◆ **PROBLEM STATEMENT**:
Repeat exactly the lines from the line containing "Parse this screenshot: output" through the last line of the records below, inclusive, and nothing else.

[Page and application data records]
────────────────────

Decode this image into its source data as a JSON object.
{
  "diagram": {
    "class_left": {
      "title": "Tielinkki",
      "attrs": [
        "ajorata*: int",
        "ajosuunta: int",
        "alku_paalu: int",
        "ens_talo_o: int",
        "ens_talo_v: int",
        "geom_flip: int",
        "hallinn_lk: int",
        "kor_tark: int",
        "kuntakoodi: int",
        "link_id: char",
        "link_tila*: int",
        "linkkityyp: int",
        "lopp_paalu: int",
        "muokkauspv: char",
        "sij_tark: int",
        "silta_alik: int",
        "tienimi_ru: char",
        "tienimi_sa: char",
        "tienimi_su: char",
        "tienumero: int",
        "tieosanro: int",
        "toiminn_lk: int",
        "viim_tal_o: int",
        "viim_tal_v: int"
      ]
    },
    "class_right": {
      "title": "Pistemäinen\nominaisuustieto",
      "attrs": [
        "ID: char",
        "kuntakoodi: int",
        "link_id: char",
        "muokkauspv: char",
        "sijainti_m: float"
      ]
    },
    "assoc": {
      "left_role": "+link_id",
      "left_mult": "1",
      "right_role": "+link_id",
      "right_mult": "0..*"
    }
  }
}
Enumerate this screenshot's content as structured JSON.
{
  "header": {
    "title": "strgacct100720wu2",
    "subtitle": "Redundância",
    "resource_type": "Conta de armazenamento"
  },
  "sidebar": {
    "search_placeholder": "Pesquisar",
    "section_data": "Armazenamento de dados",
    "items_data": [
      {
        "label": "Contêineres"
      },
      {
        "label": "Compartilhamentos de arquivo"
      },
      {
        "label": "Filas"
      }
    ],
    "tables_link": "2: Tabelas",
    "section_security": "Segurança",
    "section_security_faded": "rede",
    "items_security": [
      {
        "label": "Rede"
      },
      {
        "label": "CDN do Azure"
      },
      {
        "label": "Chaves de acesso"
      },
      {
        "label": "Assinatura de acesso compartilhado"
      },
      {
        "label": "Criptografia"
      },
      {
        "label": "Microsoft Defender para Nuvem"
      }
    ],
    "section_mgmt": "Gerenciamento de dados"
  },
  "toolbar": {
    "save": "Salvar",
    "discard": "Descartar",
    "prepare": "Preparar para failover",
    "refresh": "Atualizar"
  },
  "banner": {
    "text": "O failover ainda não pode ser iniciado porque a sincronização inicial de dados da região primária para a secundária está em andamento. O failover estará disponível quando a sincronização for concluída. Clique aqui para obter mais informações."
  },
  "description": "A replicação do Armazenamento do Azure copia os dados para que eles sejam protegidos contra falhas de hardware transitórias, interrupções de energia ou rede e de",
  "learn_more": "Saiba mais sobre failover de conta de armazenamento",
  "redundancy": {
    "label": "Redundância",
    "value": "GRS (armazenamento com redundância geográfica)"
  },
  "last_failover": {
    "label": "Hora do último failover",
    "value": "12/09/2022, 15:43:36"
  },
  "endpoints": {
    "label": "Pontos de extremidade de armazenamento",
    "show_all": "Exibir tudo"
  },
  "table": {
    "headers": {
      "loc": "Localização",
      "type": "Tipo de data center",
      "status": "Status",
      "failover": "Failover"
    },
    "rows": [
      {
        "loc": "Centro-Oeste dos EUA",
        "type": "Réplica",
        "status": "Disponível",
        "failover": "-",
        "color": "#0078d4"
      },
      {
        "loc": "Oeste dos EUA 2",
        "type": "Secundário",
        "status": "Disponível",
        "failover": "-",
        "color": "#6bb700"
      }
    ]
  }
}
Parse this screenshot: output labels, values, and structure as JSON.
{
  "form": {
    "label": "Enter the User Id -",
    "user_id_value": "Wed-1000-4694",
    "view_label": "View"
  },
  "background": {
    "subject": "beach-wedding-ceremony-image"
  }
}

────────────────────

◆ **RESPONSE FOR THIS EXERCISE**:
Parse this screenshot: output labels, values, and structure as JSON.
{
  "form": {
    "label": "Enter the User Id -",
    "user_id_value": "Wed-1000-4694",
    "view_label": "View"
  },
  "background": {
    "subject": "beach-wedding-ceremony-image"
  }
}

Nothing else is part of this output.